Lastly, Cheryl revealed some weird happenings around her home involving suspect, Luke Sweetser and his family. Sweetser is Tom’s brother-in-law, married to his sister Ellousie.
After Tom was killed, Cheryl said she found Sweetser’s two sons in the creek behind her home. She recalled that one was hiding in the trees with a backpack, and when she asked the other what he was doing, he lied and said he was alone. She then called him out and told both the boys to leave and never come back.
When asked why the couple installed a security alarm, Cheryl replied it was because of the Sweetser family that they felt they needed extra security. She learned Luke, Ellouise, and their sons would go into their house on Woodridge Drive when they were away.
Cheryl said she never noticed anything missing, but had no idea what they would do in there, and said they were not welcome.
Cross-examination from the defense involved more questioning about the Niblos’ marriage and Tom’s “alternative lifestyle.”
Attorney Ingalsbe also wanted to note that Ellousie was never set to become an executor of Syd Niblo’s will if Tom were killed, because the alternate executive named was First Financial Bank.
A search for shoes and Sweetser admits he has ‘no alibi’: 2 more APD witnesses take the stand
Following Cheryl’s long testimony, two more Abilene police employees took the stand.
The first was Officer Randy Farmer, who worked forensics at Woodridge Drive during the murder investigation.
Officer Farmer was primarily in charge of photographing, and also took on the investigation into trying to find the shoe which left a seemingly muddy print on the door to the bathroom where Cheryl Niblo was hiding the morning Tom was killed.
On the witness stand, Officer Farmer said he searched online for a possible match to a partial tread print on the door. He said he processed several pairs of boots, including three obtained during a search warrant execution from the Sweetser residence on Sylvan Drive.
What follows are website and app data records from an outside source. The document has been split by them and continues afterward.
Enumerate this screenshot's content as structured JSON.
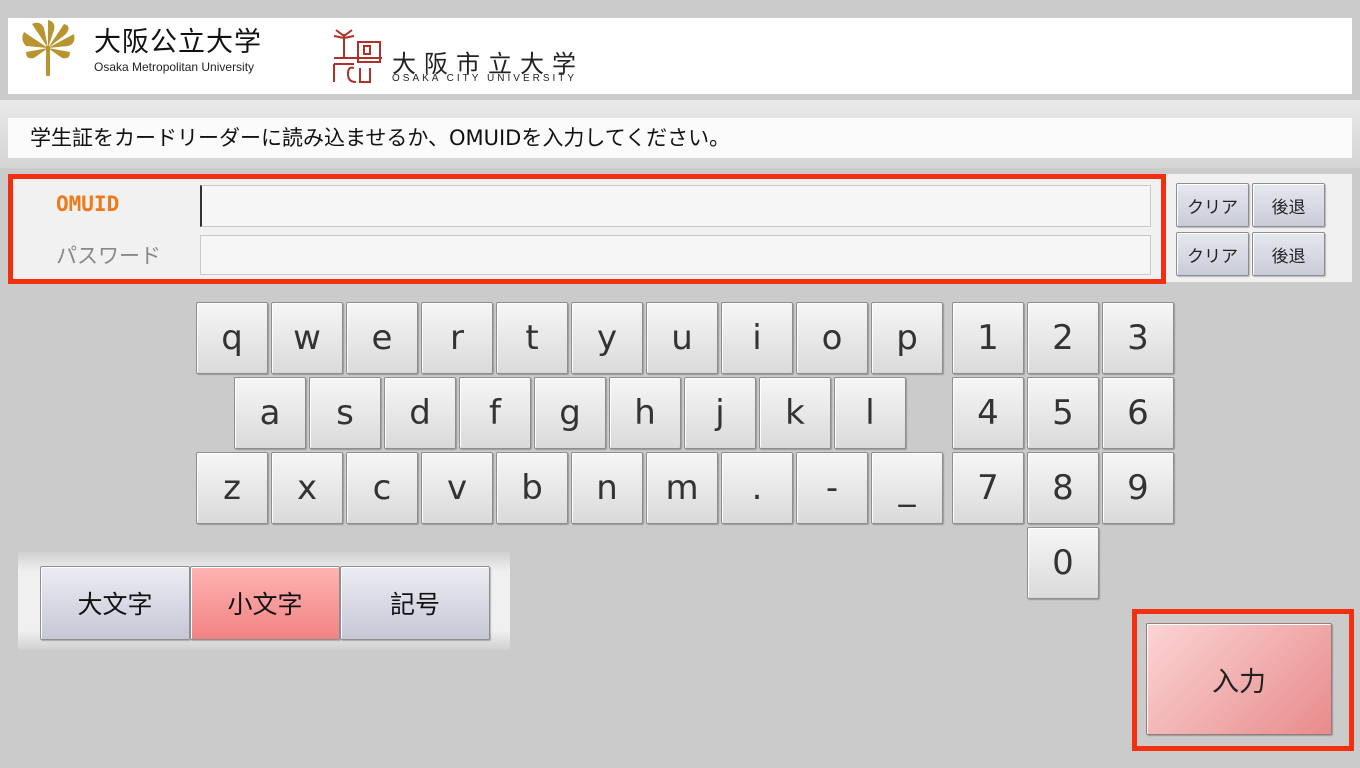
{
  "header": {
    "omu_logo": {
      "title": "大阪公立大学",
      "subtitle": "Osaka Metropolitan University"
    },
    "ocu_logo": {
      "title": "大阪市立大学",
      "subtitle": "OSAKA CITY UNIVERSITY"
    }
  },
  "instruction": "学生証をカードリーダーに読み込ませるか、OMUIDを入力してください。",
  "form": {
    "omuid_label": "OMUID",
    "omuid_value": "",
    "password_label": "パスワード",
    "password_value": "",
    "clear_label": "クリア",
    "back_label": "後退"
  },
  "keyboard": {
    "row1": [
      "q",
      "w",
      "e",
      "r",
      "t",
      "y",
      "u",
      "i",
      "o",
      "p"
    ],
    "row2": [
      "a",
      "s",
      "d",
      "f",
      "g",
      "h",
      "j",
      "k",
      "l"
    ],
    "row3": [
      "z",
      "x",
      "c",
      "v",
      "b",
      "n",
      "m",
      ".",
      "-",
      "_"
    ],
    "numpad": [
      "1",
      "2",
      "3",
      "4",
      "5",
      "6",
      "7",
      "8",
      "9",
      "0"
    ]
  },
  "modes": {
    "upper": "大文字",
    "lower": "小文字",
    "symbol": "記号",
    "active": "lower"
  },
  "enter_label": "入力",
  "colors": {
    "highlight_border": "#f2300f",
    "active_mode": "#f28383",
    "omuid_label": "#ef7a1b"
  }
}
None of the boots were able to be matched to the print, the officer revealed. A DPS lab even further investigated the most promising pair, but said the print was too faint to make a match.
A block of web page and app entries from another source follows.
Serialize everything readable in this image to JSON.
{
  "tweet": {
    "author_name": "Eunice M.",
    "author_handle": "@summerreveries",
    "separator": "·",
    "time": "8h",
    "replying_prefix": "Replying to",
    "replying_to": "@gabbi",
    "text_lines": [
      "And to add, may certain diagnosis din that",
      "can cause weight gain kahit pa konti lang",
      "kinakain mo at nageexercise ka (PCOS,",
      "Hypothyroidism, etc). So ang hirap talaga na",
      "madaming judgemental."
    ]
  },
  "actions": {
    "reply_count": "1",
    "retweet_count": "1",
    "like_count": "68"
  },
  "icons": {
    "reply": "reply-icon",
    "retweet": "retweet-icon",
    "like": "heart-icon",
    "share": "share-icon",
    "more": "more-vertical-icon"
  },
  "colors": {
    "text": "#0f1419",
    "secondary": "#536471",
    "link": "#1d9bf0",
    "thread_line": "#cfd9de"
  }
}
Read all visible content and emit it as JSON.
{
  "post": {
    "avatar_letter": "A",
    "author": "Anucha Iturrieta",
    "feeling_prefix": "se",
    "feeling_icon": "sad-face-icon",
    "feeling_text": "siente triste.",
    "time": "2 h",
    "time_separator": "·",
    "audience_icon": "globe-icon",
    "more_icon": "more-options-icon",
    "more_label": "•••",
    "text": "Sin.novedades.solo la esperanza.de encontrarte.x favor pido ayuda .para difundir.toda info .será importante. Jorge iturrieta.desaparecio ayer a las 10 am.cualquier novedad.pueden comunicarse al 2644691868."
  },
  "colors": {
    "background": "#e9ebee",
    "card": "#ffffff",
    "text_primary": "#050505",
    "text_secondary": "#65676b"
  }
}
Officer Farmer said he also processed the clothing Cheryl was wearing the morning of the murder, noting a few potential blood spots on her pajama bottoms. Officer Farmer said these spots could have been from something else, like bleach or fruit juice, and he was never given the lab results so he personally could not testify to what the spots actually were.
Following Farmer’s testimony was Detective Mike Scott, who was tasked with contacting Sweetser after the crime.
Detective Scott said it’s common practice to speak with family members and friends after a homicide, and that Sweetser was not a person of interest at the time.
Eventually, Detective Scott made contact with Sweetser at ATEMS high school, where his son attended class.
An audio recording of this interaction was played in court. Detective Scott could be heard introducing himself to Sweetser. He’s then heard saying he was questioning all family members, and asked Sweester if he would come to the law enforcement center to talk.
Sweetser replied, “No. I do not have an alibi.” He then said that he would only talk in the presence of an attorney, because that’s what his wife advised him to do.
Both Officer Farmer and Detective Scott were involved in numerous search warrants executed during the investigation.
So far, testimony in court has revealed the Niblo home on Woodridge Drive was searched numerous times, as well as the Sweetser home on Sylvan Drive, the Niblo family storage facility on Mesquite Street, a separate storage facility on North 1st Street, and the Alexander Building downtown – which was controlled by the Niblo family. Tom and Syd Niblo, and Sweetser all had offices there.
Despite all of the searching, neither of these officers found items of evidence connected to the Sweetsers or their home. However, they were not aware of what other officers may have found.
Day three of the trial is set to resume Thursday morning. Stick with BigCountryHomepage.com for the latest information.